Chinese products and buildings are known for being made quickly and cheaply. A local friend’s entire office building was constructed in twenty days flat. A fellow student’s apartment was fully renovated in a week while he stayed at a hotel. When he returned, the apartment had been modernized and everything was shiny new.
But, this type of efficiency can come at a cost: quality. The renovated apartment has been nothing but trouble: the new toilet has clogged repeatedly, the nice new showerhead is leaking profusely from its connection to the pipe in the wall, and the washing machine has flooded the bathroom and the apartment below at least twice because its tubing hadn’t been hooked up properly. There’s a hole in an interior wall that howls in high winds – a botched AC tubing placement they didn’t bother to patch up. That’s in the private sector – even in the public sector, recently paved roads or recently laid sidewalks develop cracks and holes within months. I can only hope that most bridges here are structurally sound. It makes one wonder about the superficiality of many things in China: how many structures/machines/organizations are resting on hastily rigged foundations? A number of things in China are, after all, all about ‘face’.

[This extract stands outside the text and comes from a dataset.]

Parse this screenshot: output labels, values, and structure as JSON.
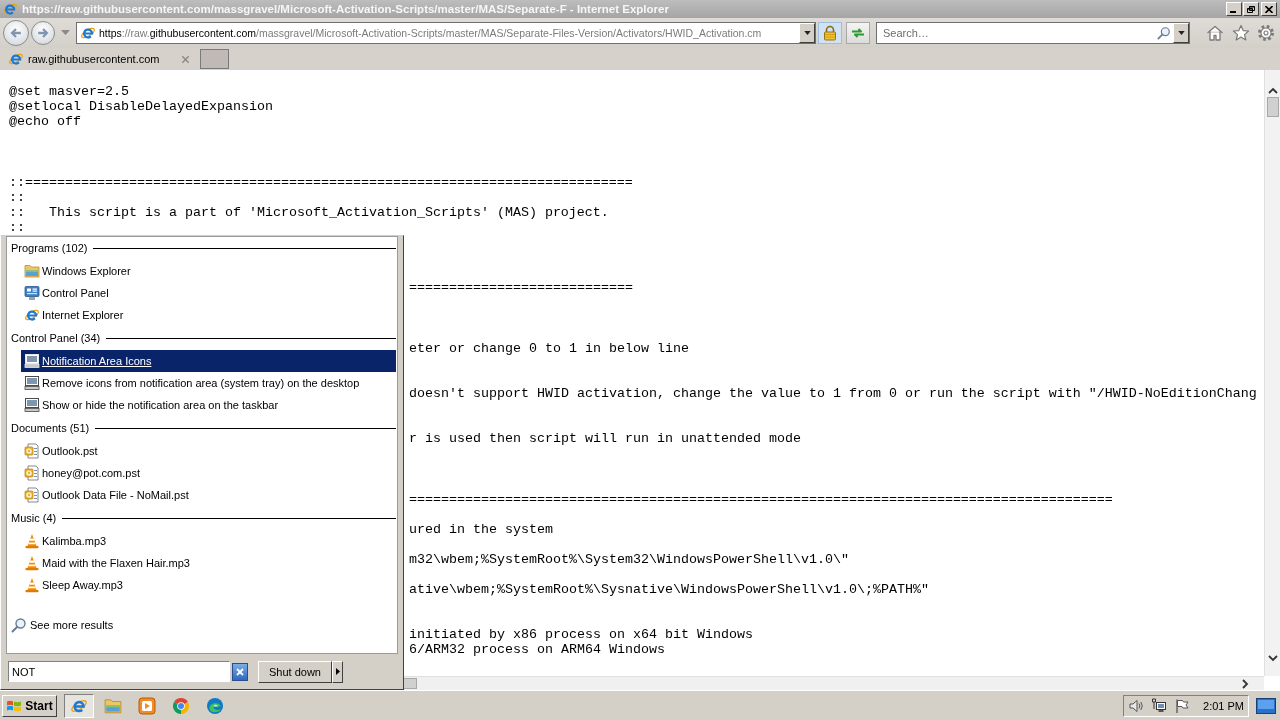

In a recent ‘Letter from China’ in The New Yorker, the reporter talked about the deterioration of his hutong apartment, which had been renovated 4 years earlier. Upon asking why the doors were rotting, why the walls were molding, and why the roof was leaking, the reporter’s repairmen replied that the landlord before had only opted for materials that would last 5 years. 5 years was the duration of that landlord’s lease from the landlord above him. Almost the entire apartment had to be redone, but it landed many people jobs, and meant they had to purchase many new materials.
In some ways, that’s the beauty of it all. What has China needed to provide for its 1.3+ billion people? Jobs. When your appliance in your new building stops working, or when the paint starts peeling or the lock on your door gets jammed, you call a repairman. When your motorcycle breaks down, or your machinery grinds to a halt, you take it to a dealer to get it fixed. When the sidewalk starts cracking, or when the street develops potholes, you call in the repair crew. Why get it right the first time when you can get it wrong several times and create thousands of jobs?
Because it’s unsustainable. There’s a reason the environment is a mess here, and this might be one of the dozens of factors.